(Problem to solve):
Find every line in the records below that contains the word "username", and copy each such line.

(Provided records):
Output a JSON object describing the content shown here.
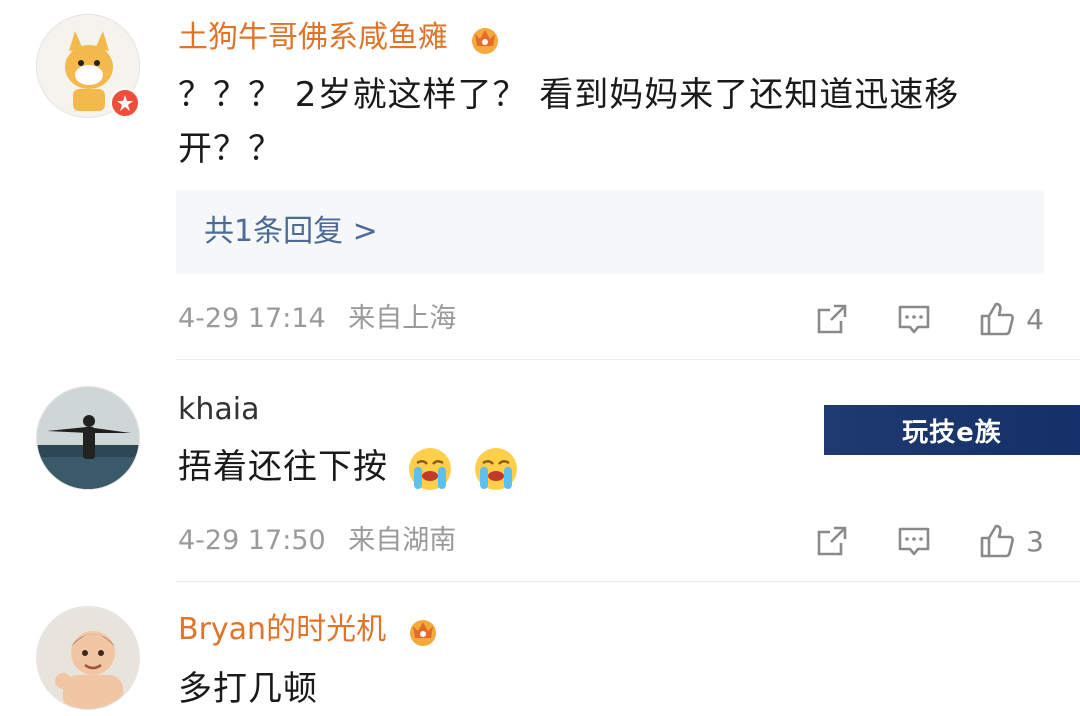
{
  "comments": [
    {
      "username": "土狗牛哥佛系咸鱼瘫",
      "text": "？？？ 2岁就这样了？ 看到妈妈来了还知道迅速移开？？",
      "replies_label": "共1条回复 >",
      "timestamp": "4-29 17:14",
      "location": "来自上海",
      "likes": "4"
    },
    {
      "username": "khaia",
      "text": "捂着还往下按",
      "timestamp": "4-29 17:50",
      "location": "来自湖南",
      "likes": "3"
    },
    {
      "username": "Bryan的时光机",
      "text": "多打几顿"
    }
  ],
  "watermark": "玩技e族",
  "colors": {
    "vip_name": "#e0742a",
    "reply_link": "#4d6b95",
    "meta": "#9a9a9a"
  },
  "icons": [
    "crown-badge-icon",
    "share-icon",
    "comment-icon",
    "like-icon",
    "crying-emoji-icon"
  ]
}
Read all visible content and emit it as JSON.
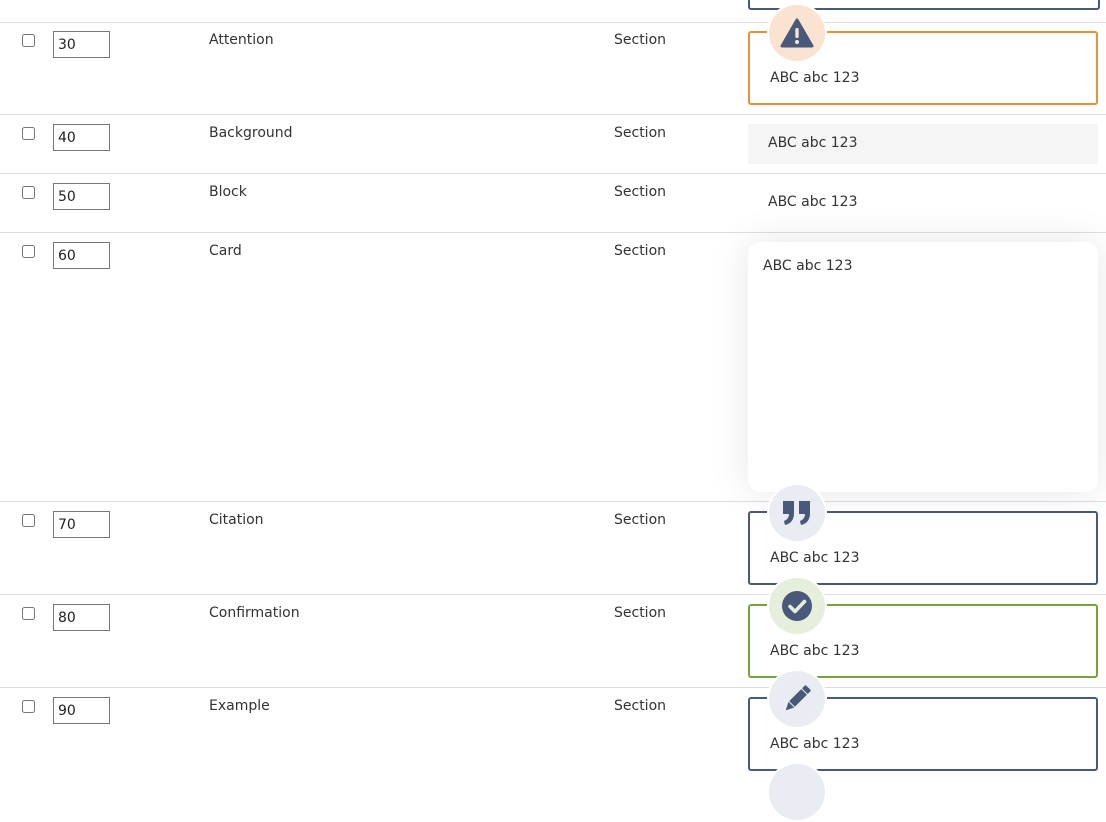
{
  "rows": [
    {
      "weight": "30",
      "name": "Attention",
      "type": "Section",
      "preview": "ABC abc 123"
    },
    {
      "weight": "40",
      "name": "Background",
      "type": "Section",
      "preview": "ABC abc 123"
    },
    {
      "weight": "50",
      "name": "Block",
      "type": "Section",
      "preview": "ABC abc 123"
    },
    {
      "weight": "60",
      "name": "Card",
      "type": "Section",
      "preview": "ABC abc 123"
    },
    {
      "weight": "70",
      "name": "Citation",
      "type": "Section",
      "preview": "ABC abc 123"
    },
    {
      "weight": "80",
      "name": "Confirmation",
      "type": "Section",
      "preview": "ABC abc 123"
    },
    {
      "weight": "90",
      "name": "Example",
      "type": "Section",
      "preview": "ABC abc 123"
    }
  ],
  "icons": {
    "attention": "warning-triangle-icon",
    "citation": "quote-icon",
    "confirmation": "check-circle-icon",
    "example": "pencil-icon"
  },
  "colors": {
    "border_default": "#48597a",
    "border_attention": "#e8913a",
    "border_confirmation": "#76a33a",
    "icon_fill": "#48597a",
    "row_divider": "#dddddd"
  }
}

(Exercise solution):
      "username": "土狗牛哥佛系咸鱼瘫",
      "username": "khaia",
      "username": "Bryan的时光机",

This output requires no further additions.